Three articles in the May/June 2010 issue of Ivey Business Journal are devoted to the tricky issue of managing complexity in today's global business world. The above quote is from "Coping with Complexity" by Niels Billou, Mary Crossan and Gerard Seijts.
As business leaders, policy makers, the academic community, the media and an outraged public search the rubble of the global economic crisis for clues as to what went wrong, all fingers point to a common perpetrator, poor risk management. But while risk management, or lack thereof, played its part in the disintegration of the world financial system, we contend that another culprit played an even bigger role: complexity, and an inability to cope with it. The unpredictable, unstable, non-linear, and fast-paced nature of the complex interrelationships between nations, firms, and persons that shape the global economic landscape are at the root of today's risk-management challenges.
In "Managing under complexity: Where is Einstein when you really need him?" Gokce Sargut and Rita Gunther McGrath highlight the dangers of reacting to complexity with simplification and warn of the "sensemaking paradox." Instead, they say, managers will need counterintuitive practices and no small amount of humility.
The reality is that to understand any situation at all, we have to make sense of it. We do this by imposing filters on the noisy signals of messy reality.
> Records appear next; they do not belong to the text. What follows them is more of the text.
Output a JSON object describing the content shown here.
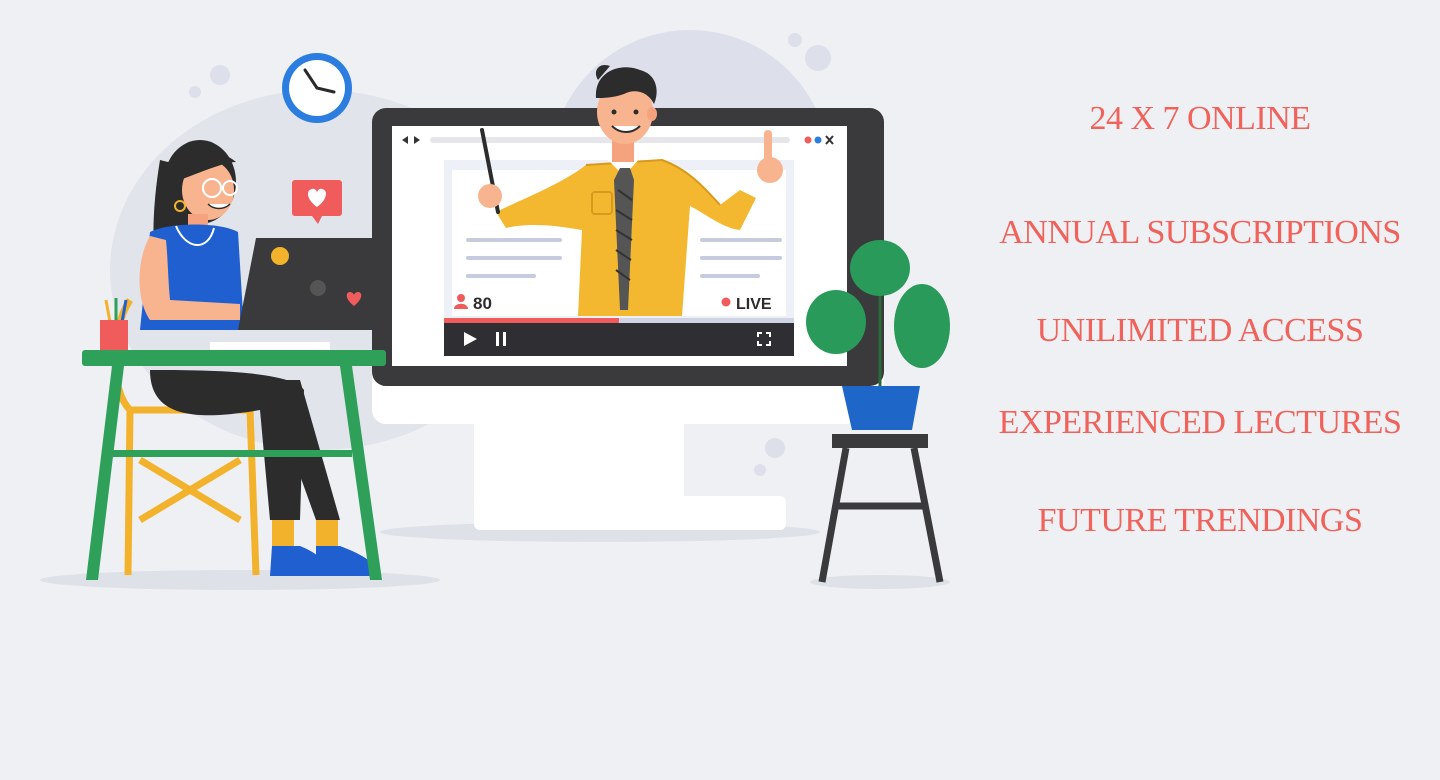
{
  "video_player": {
    "viewer_count": "80",
    "live_label": "LIVE",
    "progress": 0.5
  },
  "features": [
    "24 X 7 ONLINE",
    "ANNUAL SUBSCRIPTIONS",
    "UNILIMITED ACCESS",
    "EXPERIENCED LECTURES",
    "FUTURE TRENDINGS"
  ],
  "colors": {
    "background": "#eef0f4",
    "accent": "#f0625a",
    "monitor_frame": "#3a3a3d",
    "teacher_shirt": "#f4b830",
    "desk": "#2fa05a",
    "chair": "#f2b22c",
    "plant": "#2a9a5a",
    "pot": "#1e66c8"
  }
}
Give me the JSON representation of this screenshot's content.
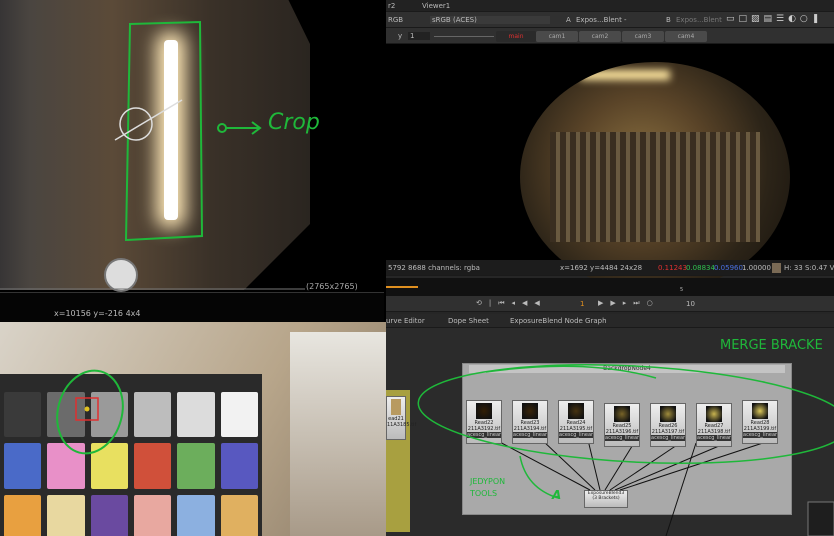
{
  "left_viewer": {
    "resolution": "(2765x2765)",
    "annotation": "Crop",
    "coords": "x=10156 y=-216 4x4"
  },
  "viewer": {
    "tabs": [
      "r2",
      "Viewer1"
    ],
    "colorspace_left": "RGB",
    "colorspace": "sRGB (ACES)",
    "input_a_label": "A",
    "input_a": "Expos...Blent",
    "input_a_op": "-",
    "input_b_label": "B",
    "input_b": "Expos...Blent",
    "y_label": "y",
    "y_value": "1",
    "views": [
      "main",
      "cam1",
      "cam2",
      "cam3",
      "cam4"
    ],
    "info": {
      "channels": "5792 8688 channels: rgba",
      "coords": "x=1692 y=4484 24x28",
      "r": "0.11243",
      "g": "0.08834",
      "b": "0.05960",
      "a": "1.00000",
      "hsv": "H: 33 S:0.47 V:"
    },
    "swatch": "#7a6a55"
  },
  "timeline": {
    "frame": "1",
    "step": "10",
    "marker": "5"
  },
  "panels": {
    "tabs": [
      "urve Editor",
      "Dope Sheet",
      "ExposureBlend Node Graph"
    ]
  },
  "node_graph": {
    "backdrop": "BackdropNode4",
    "annotation_merge": "MERGE BRACKE",
    "annotation_tools": "JEDYPON TOOLS",
    "annotation_letter": "A",
    "side_node": {
      "name": "ead21",
      "file": "11A3185.tif",
      "cs": "_linear"
    },
    "reads": [
      {
        "name": "Read22",
        "file": "211A3192.tif",
        "cs": "acescg_linear",
        "bright": 0.05
      },
      {
        "name": "Read23",
        "file": "211A3194.tif",
        "cs": "acescg_linear",
        "bright": 0.08
      },
      {
        "name": "Read24",
        "file": "211A3195.tif",
        "cs": "acescg_linear",
        "bright": 0.15
      },
      {
        "name": "Read25",
        "file": "211A3196.tif",
        "cs": "acescg_linear",
        "bright": 0.4
      },
      {
        "name": "Read26",
        "file": "211A3197.tif",
        "cs": "acescg_linear",
        "bright": 0.6
      },
      {
        "name": "Read27",
        "file": "211A3198.tif",
        "cs": "acescg_linear",
        "bright": 0.8
      },
      {
        "name": "Read28",
        "file": "211A3199.tif",
        "cs": "acescg_linear",
        "bright": 0.9
      }
    ],
    "blend_node": {
      "name": "ExposureBlend3",
      "sub": "(3 Brackets)"
    }
  }
}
Filters serve the purpose of telling us what is important and what we should pay attention to. Sensemaking is vitally important – without it, we would have no framework for viewing and understanding the world. Sensemaking is also, however, a potential trap. As we filter information through the lens of our existing experiences, key interrelationships and new pieces of data may be missed, leaving us with a poor interpretation of reality.
Steve Barth consults to international government, NGO, academic and corporate clients. Recent work has focused on organizational learning and KM strategies in economic development and peace and security. Award-winning writer specializing in organizational intelligence and knowledge worker productivity.